Assignment:
Restate the data below word for word, leaving nothing out.

Records shown:
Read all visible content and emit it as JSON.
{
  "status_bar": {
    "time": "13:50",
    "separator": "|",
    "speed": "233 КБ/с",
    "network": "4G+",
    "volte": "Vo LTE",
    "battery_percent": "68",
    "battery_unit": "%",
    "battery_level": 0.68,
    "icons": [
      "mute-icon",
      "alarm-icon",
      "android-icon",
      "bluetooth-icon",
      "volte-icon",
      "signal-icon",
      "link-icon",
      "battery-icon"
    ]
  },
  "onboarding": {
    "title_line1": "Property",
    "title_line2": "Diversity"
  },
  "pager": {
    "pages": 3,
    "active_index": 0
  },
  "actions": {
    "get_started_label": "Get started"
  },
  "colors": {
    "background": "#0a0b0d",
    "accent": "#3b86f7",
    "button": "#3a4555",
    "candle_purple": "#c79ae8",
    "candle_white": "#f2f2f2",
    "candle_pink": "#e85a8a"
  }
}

Result of the exercise:
Read all visible content and emit it as JSON.
{
  "status_bar": {
    "time": "13:50",
    "separator": "|",
    "speed": "233 КБ/с",
    "network": "4G+",
    "volte": "Vo LTE",
    "battery_percent": "68",
    "battery_unit": "%",
    "battery_level": 0.68,
    "icons": [
      "mute-icon",
      "alarm-icon",
      "android-icon",
      "bluetooth-icon",
      "volte-icon",
      "signal-icon",
      "link-icon",
      "battery-icon"
    ]
  },
  "onboarding": {
    "title_line1": "Property",
    "title_line2": "Diversity"
  },
  "pager": {
    "pages": 3,
    "active_index": 0
  },
  "actions": {
    "get_started_label": "Get started"
  },
  "colors": {
    "background": "#0a0b0d",
    "accent": "#3b86f7",
    "button": "#3a4555",
    "candle_purple": "#c79ae8",
    "candle_white": "#f2f2f2",
    "candle_pink": "#e85a8a"
  }
}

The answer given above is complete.